US Open Cup Championship: Chicago Fire (MLS) defeated Miami Fusion (MLS) 2-1 on October 21, before 19,146 spectators at Soldier Field, Chicago. The Fire couldn’t get the double this year, but win a convincing victory nonetheless.

Women’s Premier Soccer League: San Diego W. F. C. (14-11-2-1) were the league champions.
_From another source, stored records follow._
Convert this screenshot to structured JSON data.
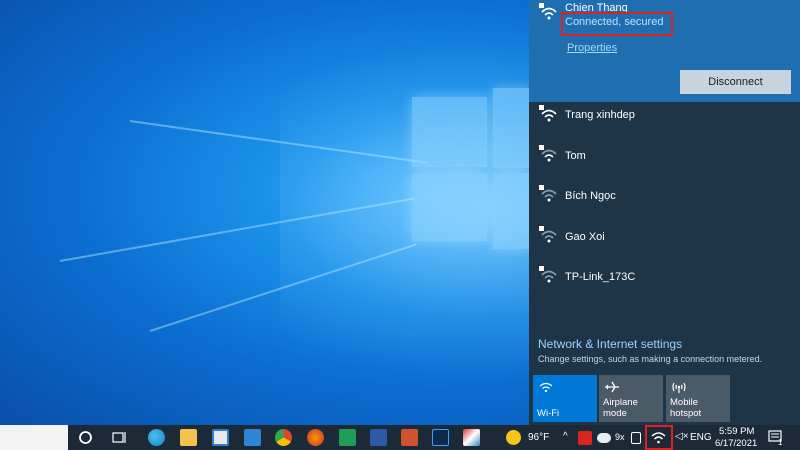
{
  "flyout": {
    "connected_network": {
      "name": "Chien Thang",
      "status": "Connected, secured",
      "properties_label": "Properties",
      "disconnect_label": "Disconnect"
    },
    "networks": [
      {
        "name": "Trang xinhdep",
        "secured": true
      },
      {
        "name": "Tom",
        "secured": true
      },
      {
        "name": "Bích Ngọc",
        "secured": true
      },
      {
        "name": "Gao Xoi",
        "secured": true
      },
      {
        "name": "TP-Link_173C",
        "secured": true
      }
    ],
    "settings": {
      "title": "Network & Internet settings",
      "subtitle": "Change settings, such as making a connection metered."
    },
    "quick_actions": [
      {
        "label": "Wi-Fi",
        "icon": "wifi-icon",
        "active": true
      },
      {
        "label": "Airplane mode",
        "icon": "airplane-icon",
        "active": false
      },
      {
        "label": "Mobile\nhotspot",
        "icon": "hotspot-icon",
        "active": false
      }
    ]
  },
  "taskbar": {
    "weather": "96°F",
    "language": "ENG",
    "time": "5:59 PM",
    "date": "6/17/2021",
    "notification_count": "1",
    "pinned_apps": [
      "task-view",
      "edge",
      "file-explorer",
      "store",
      "mail",
      "chrome",
      "firefox",
      "excel",
      "word",
      "powerpoint",
      "photoshop",
      "paint"
    ]
  },
  "colors": {
    "accent": "#0078d7",
    "flyout_bg": "#1e3548",
    "connected_bg": "#1f6fb0",
    "highlight_box": "#e02020",
    "link": "#9cd2ff"
  }
}
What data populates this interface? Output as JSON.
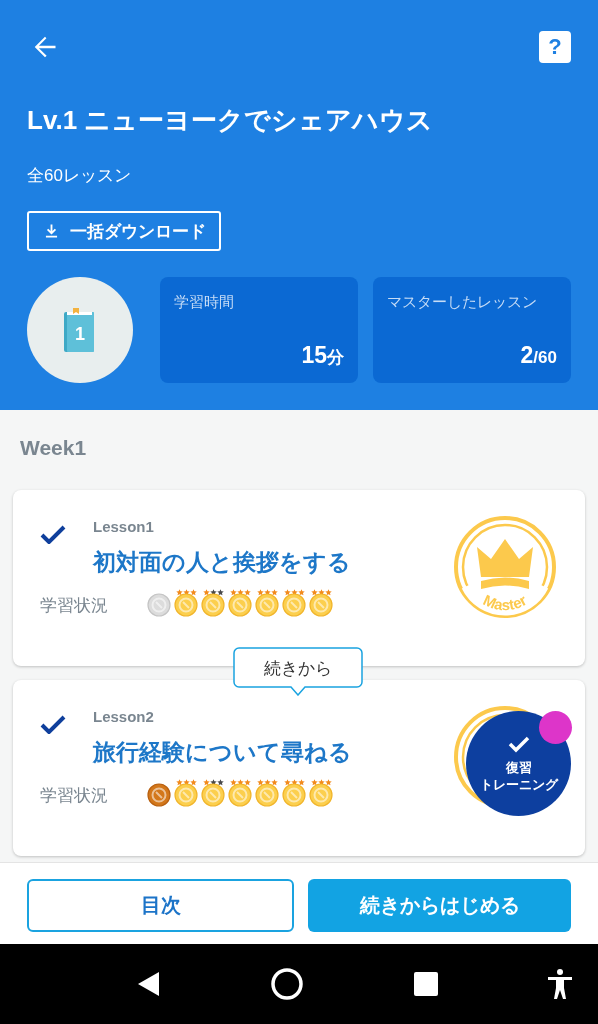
{
  "header": {
    "title": "Lv.1 ニューヨークでシェアハウス",
    "subtitle": "全60レッスン",
    "book_label": "1",
    "help_label": "?",
    "download_button": "一括ダウンロード",
    "stats": [
      {
        "label": "学習時間",
        "value": "15",
        "unit": "分"
      },
      {
        "label": "マスターしたレッスン",
        "value": "2",
        "unit": "/60"
      }
    ]
  },
  "week": {
    "title": "Week1",
    "lessons": [
      {
        "number": "Lesson1",
        "title": "初対面の人と挨拶をする",
        "status_label": "学習状況",
        "completed": true,
        "badge": {
          "kind": "master",
          "label": "Master"
        },
        "medals": [
          {
            "kind": "grey"
          },
          {
            "kind": "gold",
            "stars": 3
          },
          {
            "kind": "gold",
            "stars": 1
          },
          {
            "kind": "gold",
            "stars": 3
          },
          {
            "kind": "gold",
            "stars": 3
          },
          {
            "kind": "gold",
            "stars": 3
          },
          {
            "kind": "gold",
            "stars": 3
          }
        ]
      },
      {
        "number": "Lesson2",
        "title": "旅行経験について尋ねる",
        "status_label": "学習状況",
        "completed": true,
        "badge": {
          "kind": "master"
        },
        "tooltip": "続きから",
        "review": {
          "label_lines": [
            "復習",
            "トレーニング"
          ],
          "new_dot": true
        },
        "medals": [
          {
            "kind": "bronze"
          },
          {
            "kind": "gold",
            "stars": 3
          },
          {
            "kind": "gold",
            "stars": 1
          },
          {
            "kind": "gold",
            "stars": 3
          },
          {
            "kind": "gold",
            "stars": 3
          },
          {
            "kind": "gold",
            "stars": 3
          },
          {
            "kind": "gold",
            "stars": 3
          }
        ]
      }
    ]
  },
  "footer": {
    "buttons": [
      {
        "label": "目次",
        "kind": "outline"
      },
      {
        "label": "続きからはじめる",
        "kind": "filled"
      }
    ]
  }
}
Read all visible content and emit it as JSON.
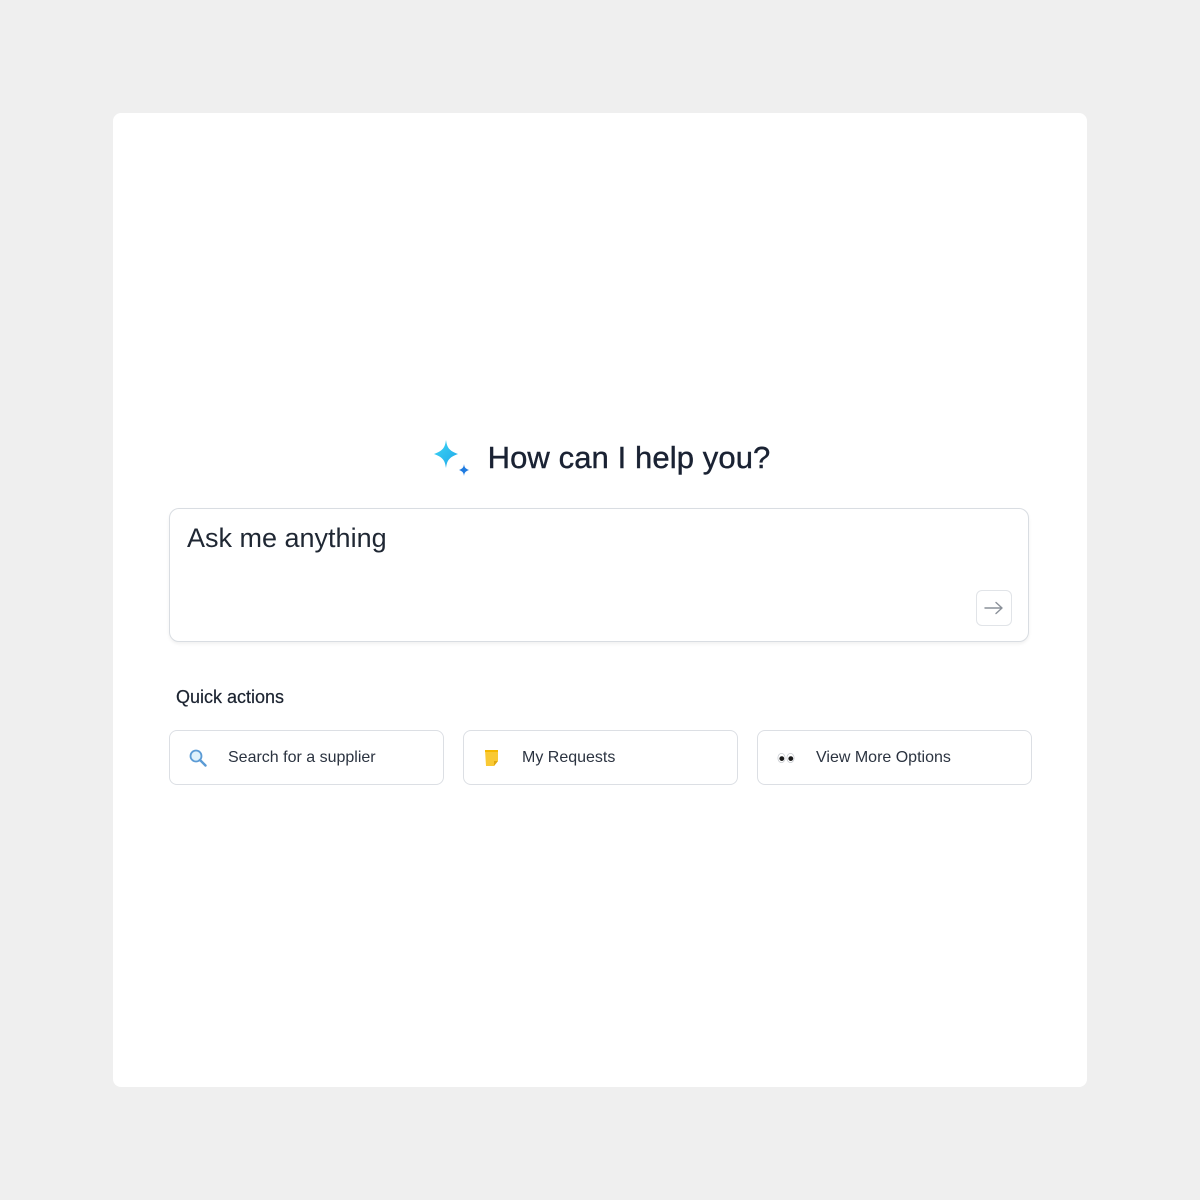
{
  "header": {
    "title": "How can I help you?",
    "icon": "sparkle-icon",
    "icon_colors": [
      "#29c4f0",
      "#1f7be0"
    ]
  },
  "prompt": {
    "placeholder": "Ask me anything",
    "value": "",
    "send_icon": "arrow-right-icon"
  },
  "quick_actions": {
    "title": "Quick actions",
    "items": [
      {
        "label": "Search for a supplier",
        "icon": "magnifier-icon"
      },
      {
        "label": "My Requests",
        "icon": "note-icon"
      },
      {
        "label": "View More Options",
        "icon": "eyes-icon"
      }
    ]
  }
}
Standings | Stats

US Women’s Open Cup Championship: Ajax Fram (Manhattan beach, CA) defeated Detroit Rocker Hawks 2-1

National Amateur Cup Championship: Southfield Arsenal (Mich.) defeated North Texas Legends 1-0.

James P. McGuire Cup (US Youth Soccer Boys U-19): FC Delco Dynamite
Andy Stone Cup (US Youth Soccer Boys U-18): Scott Gallagher (St. Louis)
Don Greer Cup (US Youth Soccer Boys U-17): West Babylon Panthers
D.J. Niotis Cup (US Youth Soccer Boys U-16): FC Westchester
J. Ross Stewart Cup (US Youth Soccer Girls U-19): Colorado Rush
Frank Kelly Cup (US Youth Soccer Girls U-18): Colorado Rush
L. Moynihan Cup (US Youth Soccer Girls U-17): San Diego Surf
Patricia Masotto Cup (US Youth Soccer Girls U-16): Southern California Blues

Super Y-League U-16 Division: SCYSO & Supernova (co-champions)
Super Y-League U-15 Division: West Kendall Optimist
Super Y-League U-14 Division: C.A.S.L.

CONCACAF Champions Cup: Delayed until January 16-21, 2001. D. C. United and Los Angeles Galaxy (MLS) qualified.

CONCACAF Cup Winners Cup: Not played this year.

World Futsal Championships: United States fell in qualifying, finishing 3rd in their group. Spain beat Brazil 4-3 in the final.

Hall of Fame: In 2000, the US Soccer Hall of Fame enshrined Giorgio Chinaglia and Carin Jennings Gabarra. The National Soccer Coaches Association of America (NSCAA) Hall of Fame inducted Julius ‘Julie’ Menendez, San Jose State. The National Intercollegiate Soccer Officials Association (NISOA) Hall of Fame inducted Larry Buck (MA), Albert Loeffler and Gil Lopez. The American Youth Soccer Organization inducted Dick Wilson.

FIFA Male Players of the century: Diego Maradona (fan’s choice), Pele (FIFA selection)
FIFA Female Player of the century: Michelle Akers
Honda Award (Player of the Year): Claudio Reyna
USSF Chevrolet Players of the Year: Chris Armas, Tiffeny Milbrett
USSF Chevrolet Young Players of the Year: Landon Donovan, Aly Wagner
NSCAA Honor Award: Peter Gooding (Amherst College)
NSCAA Award of Excellence: Michelle Akers
NISOA Honor Award: David Spencer (CA)